The US Defense Advanced Research Projects Agency (DARPA) has awarded a $15.5m contract to Boeing for Phase 2 work of the Fast Access Spacecraft Testbed (FAST) programme.

DARPA’s FAST programme will develop a new ultra-lightweight High Power Generation System (HPGS) that can generate up to 175kW of power for the International Space Station.

The combined strength of FAST with electric propulsion will form the base for future self-deployed, high-mobility spacecraft that will carry out servicing missions like ultra-high-power communications, space radar and satellite transfer.

The work on Phase 2 comprises designing, fabricating and integrating test articles, executing a series of component-level evaluations and running two full-scale system tests.

In Phase 1, the engineering team developed a preliminary design for an HPGS that is able to provide above 130 watts per kilogram on a system, which is less than half the weight and one sixth the size of an existing on-orbit solar power system.

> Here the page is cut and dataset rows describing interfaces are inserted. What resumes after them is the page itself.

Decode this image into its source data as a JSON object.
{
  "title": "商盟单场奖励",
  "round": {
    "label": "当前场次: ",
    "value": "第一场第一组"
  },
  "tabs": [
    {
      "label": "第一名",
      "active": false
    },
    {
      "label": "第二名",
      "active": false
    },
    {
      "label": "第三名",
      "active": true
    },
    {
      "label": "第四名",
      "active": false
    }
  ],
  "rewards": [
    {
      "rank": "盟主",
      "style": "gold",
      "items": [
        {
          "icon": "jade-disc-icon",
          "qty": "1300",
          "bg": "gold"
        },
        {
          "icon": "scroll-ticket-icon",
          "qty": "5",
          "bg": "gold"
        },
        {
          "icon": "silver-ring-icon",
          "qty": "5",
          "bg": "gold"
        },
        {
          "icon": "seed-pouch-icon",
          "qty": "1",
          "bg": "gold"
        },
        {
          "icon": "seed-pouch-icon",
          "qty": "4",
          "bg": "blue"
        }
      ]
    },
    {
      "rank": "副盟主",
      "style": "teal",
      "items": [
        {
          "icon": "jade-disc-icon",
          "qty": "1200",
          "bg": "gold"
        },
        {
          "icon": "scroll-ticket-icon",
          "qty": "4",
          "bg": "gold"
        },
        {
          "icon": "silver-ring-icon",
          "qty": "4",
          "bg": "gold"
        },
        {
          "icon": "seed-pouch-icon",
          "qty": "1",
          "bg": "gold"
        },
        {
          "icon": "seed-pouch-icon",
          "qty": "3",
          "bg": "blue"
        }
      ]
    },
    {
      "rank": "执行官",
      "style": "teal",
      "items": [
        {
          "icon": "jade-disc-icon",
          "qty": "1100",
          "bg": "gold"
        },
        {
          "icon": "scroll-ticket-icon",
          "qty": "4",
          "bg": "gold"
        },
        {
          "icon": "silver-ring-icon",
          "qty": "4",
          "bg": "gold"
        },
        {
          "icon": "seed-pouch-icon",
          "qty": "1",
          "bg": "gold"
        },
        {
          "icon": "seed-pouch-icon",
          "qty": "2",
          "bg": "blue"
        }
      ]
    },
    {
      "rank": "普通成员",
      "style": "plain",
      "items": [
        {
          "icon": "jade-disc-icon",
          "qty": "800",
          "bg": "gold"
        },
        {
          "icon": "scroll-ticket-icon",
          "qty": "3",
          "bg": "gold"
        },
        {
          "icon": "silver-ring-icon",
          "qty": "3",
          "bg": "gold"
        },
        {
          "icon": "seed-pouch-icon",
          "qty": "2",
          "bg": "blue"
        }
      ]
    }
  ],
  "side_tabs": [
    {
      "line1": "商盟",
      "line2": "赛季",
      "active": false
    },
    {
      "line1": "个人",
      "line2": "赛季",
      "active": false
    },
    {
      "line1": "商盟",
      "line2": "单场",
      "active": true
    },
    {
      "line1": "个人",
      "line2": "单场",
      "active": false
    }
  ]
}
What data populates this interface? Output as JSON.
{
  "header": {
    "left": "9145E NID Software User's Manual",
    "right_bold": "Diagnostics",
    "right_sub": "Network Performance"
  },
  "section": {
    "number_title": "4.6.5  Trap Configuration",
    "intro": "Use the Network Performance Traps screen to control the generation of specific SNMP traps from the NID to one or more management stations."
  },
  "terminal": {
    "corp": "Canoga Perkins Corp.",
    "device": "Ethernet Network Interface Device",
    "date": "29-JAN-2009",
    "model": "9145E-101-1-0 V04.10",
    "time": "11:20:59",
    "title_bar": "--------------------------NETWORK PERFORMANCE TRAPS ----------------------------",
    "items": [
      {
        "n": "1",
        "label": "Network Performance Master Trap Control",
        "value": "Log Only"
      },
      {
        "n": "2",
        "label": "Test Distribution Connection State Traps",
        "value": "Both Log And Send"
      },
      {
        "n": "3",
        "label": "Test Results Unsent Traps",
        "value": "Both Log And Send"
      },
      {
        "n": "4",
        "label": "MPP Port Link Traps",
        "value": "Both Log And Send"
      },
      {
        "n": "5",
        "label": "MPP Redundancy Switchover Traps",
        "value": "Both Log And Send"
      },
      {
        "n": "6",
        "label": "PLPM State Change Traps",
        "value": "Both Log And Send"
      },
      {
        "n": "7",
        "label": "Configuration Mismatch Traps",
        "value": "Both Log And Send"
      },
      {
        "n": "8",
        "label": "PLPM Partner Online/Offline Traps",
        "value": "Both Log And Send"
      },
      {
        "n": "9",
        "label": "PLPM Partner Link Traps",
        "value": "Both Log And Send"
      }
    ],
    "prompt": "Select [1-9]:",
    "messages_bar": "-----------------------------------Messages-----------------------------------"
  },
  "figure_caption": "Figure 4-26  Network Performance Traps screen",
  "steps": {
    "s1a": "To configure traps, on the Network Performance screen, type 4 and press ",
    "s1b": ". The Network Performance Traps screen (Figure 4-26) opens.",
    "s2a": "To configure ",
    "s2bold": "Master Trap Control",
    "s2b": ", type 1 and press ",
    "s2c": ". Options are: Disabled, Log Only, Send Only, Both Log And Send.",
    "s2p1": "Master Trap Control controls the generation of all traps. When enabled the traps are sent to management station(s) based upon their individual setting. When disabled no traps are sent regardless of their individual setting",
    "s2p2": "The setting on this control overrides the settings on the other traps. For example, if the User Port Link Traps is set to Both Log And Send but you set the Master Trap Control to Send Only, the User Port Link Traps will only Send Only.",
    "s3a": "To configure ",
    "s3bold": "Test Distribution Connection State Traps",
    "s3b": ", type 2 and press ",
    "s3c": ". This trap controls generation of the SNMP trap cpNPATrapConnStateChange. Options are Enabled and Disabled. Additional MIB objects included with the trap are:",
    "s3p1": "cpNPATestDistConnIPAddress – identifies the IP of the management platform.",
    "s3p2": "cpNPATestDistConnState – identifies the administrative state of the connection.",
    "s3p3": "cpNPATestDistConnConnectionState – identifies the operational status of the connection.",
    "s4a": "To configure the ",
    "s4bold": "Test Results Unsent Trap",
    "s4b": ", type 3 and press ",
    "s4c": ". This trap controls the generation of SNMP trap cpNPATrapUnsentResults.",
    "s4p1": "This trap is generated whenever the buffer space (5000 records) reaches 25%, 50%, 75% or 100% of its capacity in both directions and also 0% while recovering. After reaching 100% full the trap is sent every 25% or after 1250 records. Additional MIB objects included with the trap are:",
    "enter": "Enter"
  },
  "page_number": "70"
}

The Phase 2 work will ensure the performance and operation of the HPGS’s solar concentration, power conversion, heat rejection, structure and deployment as well as its sun pointing and tracking subsystems.

The research and development arm of Boeing is working in collaboration with Boeing Network and Space Systems in California for the project.